Last year, Sykes put out a request for people to send him samples from unidentified species, such as the Yeti, Bigfoot, and Sasquatch. In total, Sykes received 70 samples, 27 of which produced good DNA results. Out of those 27 useful DNA samples, 2 proved vital to the mission of the Oxford-Lausanne Collateral Hominid Project.

The two samples which sparked the most interest from Sykes were from 2 similar, yet distant, locations: the Western Himalayan region of Ladakh and Bhutan, which is approximately 800 miles east of Ladakh.

When Sykes cross-referenced the DNA from these two strands of hair with the DNA of other animals in the GenBank database, the results were both astounding and conclusive - The hairs showed a 100% match to the DNA of a 40,000-120,000 year old ancient polar bear from Svalbard, Norway (Which means one can only hope that this ancient polar bear was a panserbjørne, such as those from Philip Pullman's His Dark Materials series.)

So what do these results mean? According to Sykes, “This is an exciting and completely unexpected result that gave us all a surprise. There’s more work to be done on interpreting the results. I don’t think it means there are ancient polar bears wandering around the Himalayas. But we can speculate on what the possible explanation might be. It could mean there is a sub species of brown bear in the High Himalayas descended from the bear that was the ancestor of the Polar Bear. Or it could mean there has been more recent hybridisation between the Brown Bear and the descendent of the ancient Polar Bear.”

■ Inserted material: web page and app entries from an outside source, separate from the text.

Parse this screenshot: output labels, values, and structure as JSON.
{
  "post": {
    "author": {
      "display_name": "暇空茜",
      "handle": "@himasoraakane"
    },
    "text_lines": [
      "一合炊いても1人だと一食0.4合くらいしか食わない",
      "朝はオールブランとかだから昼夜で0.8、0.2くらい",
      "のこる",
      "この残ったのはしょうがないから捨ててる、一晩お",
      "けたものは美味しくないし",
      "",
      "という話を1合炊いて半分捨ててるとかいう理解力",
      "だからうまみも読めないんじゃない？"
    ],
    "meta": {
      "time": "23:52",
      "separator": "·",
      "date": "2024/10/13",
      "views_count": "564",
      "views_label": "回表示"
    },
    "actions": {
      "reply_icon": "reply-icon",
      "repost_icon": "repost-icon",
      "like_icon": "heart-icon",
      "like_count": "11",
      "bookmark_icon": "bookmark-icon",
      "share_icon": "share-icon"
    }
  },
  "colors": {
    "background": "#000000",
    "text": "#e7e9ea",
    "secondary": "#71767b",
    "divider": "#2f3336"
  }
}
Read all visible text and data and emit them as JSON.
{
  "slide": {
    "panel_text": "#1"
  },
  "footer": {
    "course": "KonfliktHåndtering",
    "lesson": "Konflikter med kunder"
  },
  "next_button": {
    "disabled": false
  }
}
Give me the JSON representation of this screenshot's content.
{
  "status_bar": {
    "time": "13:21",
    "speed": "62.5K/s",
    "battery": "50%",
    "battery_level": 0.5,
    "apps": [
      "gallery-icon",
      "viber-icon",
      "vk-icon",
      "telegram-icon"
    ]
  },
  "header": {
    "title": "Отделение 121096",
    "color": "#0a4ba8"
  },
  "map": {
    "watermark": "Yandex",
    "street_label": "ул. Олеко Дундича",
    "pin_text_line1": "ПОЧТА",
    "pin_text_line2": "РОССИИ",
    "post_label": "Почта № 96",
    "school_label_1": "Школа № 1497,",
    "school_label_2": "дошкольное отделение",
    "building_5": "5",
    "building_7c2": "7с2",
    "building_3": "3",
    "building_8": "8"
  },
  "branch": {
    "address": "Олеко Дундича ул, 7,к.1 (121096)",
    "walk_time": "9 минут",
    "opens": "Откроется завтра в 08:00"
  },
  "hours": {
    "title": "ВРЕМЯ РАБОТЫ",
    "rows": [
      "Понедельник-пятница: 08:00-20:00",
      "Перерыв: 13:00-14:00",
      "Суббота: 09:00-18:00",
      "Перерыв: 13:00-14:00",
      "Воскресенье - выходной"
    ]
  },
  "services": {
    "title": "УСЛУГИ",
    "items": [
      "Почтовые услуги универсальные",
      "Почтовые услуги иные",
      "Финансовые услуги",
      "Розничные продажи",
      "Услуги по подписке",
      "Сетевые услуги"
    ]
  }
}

Despite these rather conclusive findings, many in the community do not believe that these results will quell the fervor of Yeti enthusiasts: "I do not think the study gives any comfort to Yeti-believers. But "no amount of scientific data will ever shake their belief," stated David Frayer, a professor of biological anthropology at the University of Kansas. Frayer went on to add, "If (Sykes') motivation for doing the analyses is to refute the Yeti nonsense, then good luck."

Sykes's motivation for the project, though, is not to ruin the hopes and aspirations of Yeti-hunters, but rather to "to inject some science into a rather murky field."

If anything, Sykes's findings may have spurred an even larger hunt for the Yeti. After all, who wouldn't want to find an ancient-hybrid polar-brown bear that may or may not have opposable thumbs and super-awesome metal armor?

Image via Wikipedia